Anyone who has spent time with IO in the joint environment knows that every service thinks about it a little differently. For the Air Force and the Navy, IO deals with networks, especially the global information grid. For the Army, IO has to do with influence, which to that service means psychological operations (PSYOP). In a business that values words, we have chosen to use a vague and ambiguous phrase (information operations) to describe what we do. Perhaps it is time to use terminology that means something specific—and I believe that "influence operations" does a better job of identifying our objective than "information operations." The technical arts known as EW and computer network operations have their primary effects in the physical domains. PSYOP, military deception, and operations security (OPSEC)—the remaining "pillars" of IO—aim to have their primary effects in the cognitive domain. The term "influence operations" succinctly captures those three activities.
Author's Reply to Lieutenant Colonel Beebe's Comment - Maj Paul D. Williams, USAF.
I appreciate the insightful comments made by Lt Col Kenneth Beebe in the preceding article. When we wrote "Defining Information Operations Forces: What Do We Need?" (Summer 2007), my coauthors and I focused on the process of transitioning from how to build an IO force to how to build a cyber force, concentrating on network warfare as the most badly broken piece. We have since served on a team directed by Headquarters USAF to tackle the holistic cyber-force development effort, which involved treating electronic warfare (EW); space; intelligence, surveillance, and reconnaissance; and command and control/battle management as having the same importance as network warfare (NW). The Air Force will use NW and EW forces as the defensive and offensive shooters it provides to combatant commanders as cyber capabilities. We agree with Colonel Beebe's view that EW needs to transform to maximize the individual and integrated effects of EW and NW that we can deliver.
Israel's Failure: Why? - Lt Col J. P. Hunerwadel, USAF, Retired.
Israel's 34-day campaign against Hezbollah in the summer of 2006 had people lining up to place blame for its failure even before it ended. Indeed, Hezbollah's survival and increased influence in Lebanon does seem to indicate that Israel suffered at least a partial strategic defeat in that conflict, despite its claims to the contrary. Regardless, many think there is plenty of blame to spread around. Some believe that Israel's overreliance on airpower contributed to the apparent defeat. Commentators such as Phillip Gordon and Ralph Peters concluded, as summarized by analyst William Arkin (who does not share their views), that "airpower can never be decisive in a war, that an airman cannot command an army, and that airmen live with a pernicious desire to win wars at the exclusion of ground forces."
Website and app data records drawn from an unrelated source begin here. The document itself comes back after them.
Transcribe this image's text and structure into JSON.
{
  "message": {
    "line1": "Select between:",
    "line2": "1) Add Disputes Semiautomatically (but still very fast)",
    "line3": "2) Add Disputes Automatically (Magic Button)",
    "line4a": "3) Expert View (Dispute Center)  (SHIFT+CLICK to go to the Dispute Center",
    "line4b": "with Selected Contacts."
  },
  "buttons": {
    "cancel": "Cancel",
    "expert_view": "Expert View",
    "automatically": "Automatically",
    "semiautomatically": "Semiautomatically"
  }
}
One of the bugbears that airpower's critics trot out to scare the faithful is the concept of the effects-based approach to operations (EBAO), which they also blame for the failure of the campaign. A number of individuals in the antiairpower crowd represent EBAO as a reductionist model of warfare and claim that its supporters believe it can yield magic answers that eliminate the fog and friction of war.